• Task requirements: Below are some records; give them all again exactly, but not the pictures.

• Records drawn from a dataset:
+-------+

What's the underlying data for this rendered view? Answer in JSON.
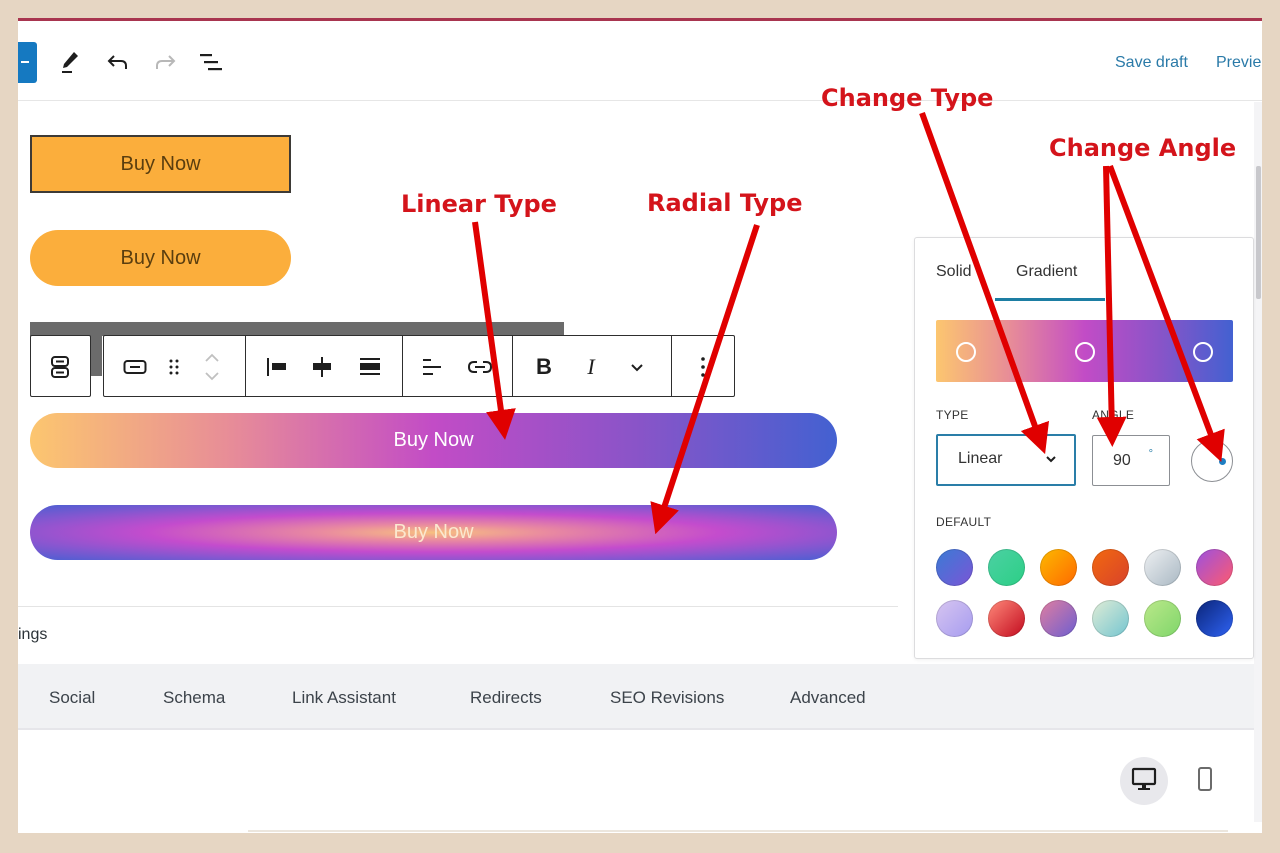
{
  "toolbar": {
    "icons": [
      "block-inserter",
      "edit-pencil",
      "undo",
      "redo",
      "document-outline"
    ],
    "save_draft": "Save draft",
    "preview": "Previe"
  },
  "buttons": [
    {
      "label": "Buy Now",
      "style": "rectangle-bordered",
      "color": "#fbae3c"
    },
    {
      "label": "Buy Now",
      "style": "pill",
      "color": "#fbae3c"
    },
    {
      "label": "Buy Now",
      "style": "linear-gradient"
    },
    {
      "label": "Buy Now",
      "style": "radial-gradient"
    }
  ],
  "block_toolbar": {
    "icons": [
      "select-parent",
      "button-block",
      "drag-handle",
      "move-up-down",
      "justify-left",
      "justify-center",
      "justify-stretch",
      "text-align",
      "link",
      "bold",
      "italic",
      "more-rich-text",
      "options"
    ],
    "bold_label": "B",
    "italic_label": "I"
  },
  "gradient_panel": {
    "tabs": [
      {
        "label": "Solid",
        "active": false
      },
      {
        "label": "Gradient",
        "active": true
      }
    ],
    "gradient_stops": [
      {
        "color": "#fcc66f",
        "position": 0.1
      },
      {
        "color": "#c24cc6",
        "position": 0.5
      },
      {
        "color": "#4361d1",
        "position": 0.9
      }
    ],
    "type_label": "TYPE",
    "type_value": "Linear",
    "angle_label": "ANGLE",
    "angle_value": "90",
    "angle_unit": "°",
    "default_label": "DEFAULT",
    "presets": [
      {
        "name": "vivid-cyan-blue-to-purple",
        "from": "#3a7bd5",
        "to": "#7b55d6"
      },
      {
        "name": "light-green-cyan",
        "from": "#4cd0a3",
        "to": "#2ccf86"
      },
      {
        "name": "luminous-vivid-amber",
        "from": "#fcb900",
        "to": "#ff6900"
      },
      {
        "name": "luminous-orange-to-red",
        "from": "#f2690f",
        "to": "#d8422b"
      },
      {
        "name": "cool-gray",
        "from": "#eef0f2",
        "to": "#a9b8c3"
      },
      {
        "name": "purple-to-pink",
        "from": "#9b51e0",
        "to": "#ff5a6e"
      },
      {
        "name": "lavender",
        "from": "#d7c5f0",
        "to": "#a69cf0"
      },
      {
        "name": "red-gradient",
        "from": "#ff8a7a",
        "to": "#c20a1e"
      },
      {
        "name": "orchid",
        "from": "#e07ea0",
        "to": "#6d5ed0"
      },
      {
        "name": "mint",
        "from": "#e0ecd6",
        "to": "#73c5d0"
      },
      {
        "name": "light-green",
        "from": "#bbe88a",
        "to": "#7fd66a"
      },
      {
        "name": "deep-blue",
        "from": "#0a2478",
        "to": "#2f63f4"
      }
    ]
  },
  "settings": {
    "label_partial": "ings"
  },
  "seo_tabs": [
    "Social",
    "Schema",
    "Link Assistant",
    "Redirects",
    "SEO Revisions",
    "Advanced"
  ],
  "device_preview": {
    "desktop": "desktop-icon",
    "mobile": "mobile-icon",
    "active": "desktop"
  },
  "annotations": {
    "linear": "Linear Type",
    "radial": "Radial Type",
    "change_type": "Change Type",
    "change_angle": "Change Angle",
    "color": "#d4141b"
  }
}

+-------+

• Written answer:
What's the underlying data for this rendered view? Answer in JSON.
{
  "toolbar": {
    "icons": [
      "block-inserter",
      "edit-pencil",
      "undo",
      "redo",
      "document-outline"
    ],
    "save_draft": "Save draft",
    "preview": "Previe"
  },
  "buttons": [
    {
      "label": "Buy Now",
      "style": "rectangle-bordered",
      "color": "#fbae3c"
    },
    {
      "label": "Buy Now",
      "style": "pill",
      "color": "#fbae3c"
    },
    {
      "label": "Buy Now",
      "style": "linear-gradient"
    },
    {
      "label": "Buy Now",
      "style": "radial-gradient"
    }
  ],
  "block_toolbar": {
    "icons": [
      "select-parent",
      "button-block",
      "drag-handle",
      "move-up-down",
      "justify-left",
      "justify-center",
      "justify-stretch",
      "text-align",
      "link",
      "bold",
      "italic",
      "more-rich-text",
      "options"
    ],
    "bold_label": "B",
    "italic_label": "I"
  },
  "gradient_panel": {
    "tabs": [
      {
        "label": "Solid",
        "active": false
      },
      {
        "label": "Gradient",
        "active": true
      }
    ],
    "gradient_stops": [
      {
        "color": "#fcc66f",
        "position": 0.1
      },
      {
        "color": "#c24cc6",
        "position": 0.5
      },
      {
        "color": "#4361d1",
        "position": 0.9
      }
    ],
    "type_label": "TYPE",
    "type_value": "Linear",
    "angle_label": "ANGLE",
    "angle_value": "90",
    "angle_unit": "°",
    "default_label": "DEFAULT",
    "presets": [
      {
        "name": "vivid-cyan-blue-to-purple",
        "from": "#3a7bd5",
        "to": "#7b55d6"
      },
      {
        "name": "light-green-cyan",
        "from": "#4cd0a3",
        "to": "#2ccf86"
      },
      {
        "name": "luminous-vivid-amber",
        "from": "#fcb900",
        "to": "#ff6900"
      },
      {
        "name": "luminous-orange-to-red",
        "from": "#f2690f",
        "to": "#d8422b"
      },
      {
        "name": "cool-gray",
        "from": "#eef0f2",
        "to": "#a9b8c3"
      },
      {
        "name": "purple-to-pink",
        "from": "#9b51e0",
        "to": "#ff5a6e"
      },
      {
        "name": "lavender",
        "from": "#d7c5f0",
        "to": "#a69cf0"
      },
      {
        "name": "red-gradient",
        "from": "#ff8a7a",
        "to": "#c20a1e"
      },
      {
        "name": "orchid",
        "from": "#e07ea0",
        "to": "#6d5ed0"
      },
      {
        "name": "mint",
        "from": "#e0ecd6",
        "to": "#73c5d0"
      },
      {
        "name": "light-green",
        "from": "#bbe88a",
        "to": "#7fd66a"
      },
      {
        "name": "deep-blue",
        "from": "#0a2478",
        "to": "#2f63f4"
      }
    ]
  },
  "settings": {
    "label_partial": "ings"
  },
  "seo_tabs": [
    "Social",
    "Schema",
    "Link Assistant",
    "Redirects",
    "SEO Revisions",
    "Advanced"
  ],
  "device_preview": {
    "desktop": "desktop-icon",
    "mobile": "mobile-icon",
    "active": "desktop"
  },
  "annotations": {
    "linear": "Linear Type",
    "radial": "Radial Type",
    "change_type": "Change Type",
    "change_angle": "Change Angle",
    "color": "#d4141b"
  }
}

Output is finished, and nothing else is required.